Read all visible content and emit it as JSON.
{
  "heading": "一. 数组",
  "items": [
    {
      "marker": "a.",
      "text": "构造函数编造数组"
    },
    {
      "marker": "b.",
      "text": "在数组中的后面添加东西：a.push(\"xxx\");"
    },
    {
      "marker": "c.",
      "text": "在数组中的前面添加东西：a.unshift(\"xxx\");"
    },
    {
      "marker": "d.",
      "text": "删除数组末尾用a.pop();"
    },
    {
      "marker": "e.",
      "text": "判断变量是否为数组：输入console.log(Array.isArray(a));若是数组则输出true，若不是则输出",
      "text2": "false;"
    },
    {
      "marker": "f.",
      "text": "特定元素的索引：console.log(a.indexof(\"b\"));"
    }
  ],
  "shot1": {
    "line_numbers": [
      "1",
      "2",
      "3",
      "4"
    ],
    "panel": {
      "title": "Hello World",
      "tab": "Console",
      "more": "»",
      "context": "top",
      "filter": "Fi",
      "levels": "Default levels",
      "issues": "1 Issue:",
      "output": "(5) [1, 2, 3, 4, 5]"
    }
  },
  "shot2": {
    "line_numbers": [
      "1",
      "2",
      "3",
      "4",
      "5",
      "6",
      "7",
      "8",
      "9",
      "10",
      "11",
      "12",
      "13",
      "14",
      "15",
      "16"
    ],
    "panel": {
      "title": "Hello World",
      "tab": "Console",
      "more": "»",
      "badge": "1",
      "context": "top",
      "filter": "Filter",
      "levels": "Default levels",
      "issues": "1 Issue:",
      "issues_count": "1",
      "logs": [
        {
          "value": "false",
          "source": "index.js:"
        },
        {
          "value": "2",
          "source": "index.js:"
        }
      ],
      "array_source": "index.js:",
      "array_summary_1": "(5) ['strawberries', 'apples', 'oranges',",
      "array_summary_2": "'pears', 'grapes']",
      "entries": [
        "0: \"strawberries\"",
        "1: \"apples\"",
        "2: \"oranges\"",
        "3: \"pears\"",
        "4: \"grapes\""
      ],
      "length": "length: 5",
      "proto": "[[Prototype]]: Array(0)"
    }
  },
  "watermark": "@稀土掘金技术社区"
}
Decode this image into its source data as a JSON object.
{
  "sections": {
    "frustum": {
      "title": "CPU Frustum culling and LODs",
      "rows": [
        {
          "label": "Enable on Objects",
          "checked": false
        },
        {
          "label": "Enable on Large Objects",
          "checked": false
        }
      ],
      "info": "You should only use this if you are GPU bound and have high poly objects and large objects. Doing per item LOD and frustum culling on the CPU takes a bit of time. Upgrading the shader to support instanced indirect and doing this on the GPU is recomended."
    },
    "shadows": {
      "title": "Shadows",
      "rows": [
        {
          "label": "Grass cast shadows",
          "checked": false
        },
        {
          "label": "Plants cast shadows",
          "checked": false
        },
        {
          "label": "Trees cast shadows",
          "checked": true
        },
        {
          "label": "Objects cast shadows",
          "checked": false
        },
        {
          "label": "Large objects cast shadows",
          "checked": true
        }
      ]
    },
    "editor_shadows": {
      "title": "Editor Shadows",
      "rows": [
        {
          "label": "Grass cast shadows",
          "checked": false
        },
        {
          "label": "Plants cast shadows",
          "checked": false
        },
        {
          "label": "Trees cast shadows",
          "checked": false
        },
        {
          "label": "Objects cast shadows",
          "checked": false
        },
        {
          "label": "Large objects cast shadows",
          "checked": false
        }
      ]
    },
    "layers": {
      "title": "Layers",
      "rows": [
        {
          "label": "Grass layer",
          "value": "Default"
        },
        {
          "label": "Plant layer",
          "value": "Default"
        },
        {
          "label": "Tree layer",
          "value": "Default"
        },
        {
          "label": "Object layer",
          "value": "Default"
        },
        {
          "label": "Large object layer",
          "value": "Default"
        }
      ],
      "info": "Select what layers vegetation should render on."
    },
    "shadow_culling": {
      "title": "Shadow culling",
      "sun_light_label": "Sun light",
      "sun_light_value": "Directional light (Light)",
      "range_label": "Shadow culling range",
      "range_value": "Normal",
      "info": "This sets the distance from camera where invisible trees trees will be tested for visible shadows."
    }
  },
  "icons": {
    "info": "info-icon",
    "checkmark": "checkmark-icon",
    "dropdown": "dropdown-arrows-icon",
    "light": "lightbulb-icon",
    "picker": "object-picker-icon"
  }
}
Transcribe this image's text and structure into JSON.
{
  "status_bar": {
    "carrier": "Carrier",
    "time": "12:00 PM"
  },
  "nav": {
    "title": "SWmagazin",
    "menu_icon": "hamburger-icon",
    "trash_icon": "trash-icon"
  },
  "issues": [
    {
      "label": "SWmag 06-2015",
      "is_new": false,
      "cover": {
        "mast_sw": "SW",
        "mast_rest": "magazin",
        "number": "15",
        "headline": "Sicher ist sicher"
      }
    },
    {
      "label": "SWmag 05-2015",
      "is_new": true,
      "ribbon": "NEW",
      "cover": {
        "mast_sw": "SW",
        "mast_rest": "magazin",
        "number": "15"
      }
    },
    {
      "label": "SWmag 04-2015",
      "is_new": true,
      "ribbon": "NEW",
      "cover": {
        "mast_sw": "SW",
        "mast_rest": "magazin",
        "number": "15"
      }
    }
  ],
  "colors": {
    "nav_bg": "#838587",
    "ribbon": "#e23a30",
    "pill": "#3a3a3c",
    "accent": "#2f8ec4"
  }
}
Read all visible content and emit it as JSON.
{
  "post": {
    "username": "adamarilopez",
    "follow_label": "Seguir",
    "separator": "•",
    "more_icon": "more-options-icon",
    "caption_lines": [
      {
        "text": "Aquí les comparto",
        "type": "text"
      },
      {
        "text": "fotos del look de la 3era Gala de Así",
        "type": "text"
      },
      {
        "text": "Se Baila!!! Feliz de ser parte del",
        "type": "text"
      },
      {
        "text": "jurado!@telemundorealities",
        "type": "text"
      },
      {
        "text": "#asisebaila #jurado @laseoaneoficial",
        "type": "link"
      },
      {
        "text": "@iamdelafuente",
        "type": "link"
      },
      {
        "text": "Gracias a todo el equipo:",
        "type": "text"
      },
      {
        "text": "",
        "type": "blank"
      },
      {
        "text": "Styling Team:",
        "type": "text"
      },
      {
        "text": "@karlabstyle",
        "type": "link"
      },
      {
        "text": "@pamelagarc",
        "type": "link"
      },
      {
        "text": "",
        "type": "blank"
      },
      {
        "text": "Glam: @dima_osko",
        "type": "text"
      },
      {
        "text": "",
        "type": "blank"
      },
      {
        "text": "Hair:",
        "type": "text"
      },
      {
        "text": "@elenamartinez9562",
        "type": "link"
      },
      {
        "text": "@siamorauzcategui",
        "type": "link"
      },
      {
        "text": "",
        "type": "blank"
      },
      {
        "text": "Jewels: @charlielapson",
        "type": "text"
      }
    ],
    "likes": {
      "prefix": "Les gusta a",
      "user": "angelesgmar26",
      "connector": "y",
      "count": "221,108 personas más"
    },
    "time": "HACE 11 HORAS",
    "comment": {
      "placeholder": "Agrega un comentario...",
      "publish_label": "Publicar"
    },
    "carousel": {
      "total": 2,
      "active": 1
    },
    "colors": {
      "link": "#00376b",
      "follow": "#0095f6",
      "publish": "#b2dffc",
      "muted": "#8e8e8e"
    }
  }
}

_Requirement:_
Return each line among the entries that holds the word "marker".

_Result of this exercise:_
      "marker": "a.",
      "marker": "b.",
      "marker": "c.",
      "marker": "d.",
      "marker": "e.",
      "marker": "f.",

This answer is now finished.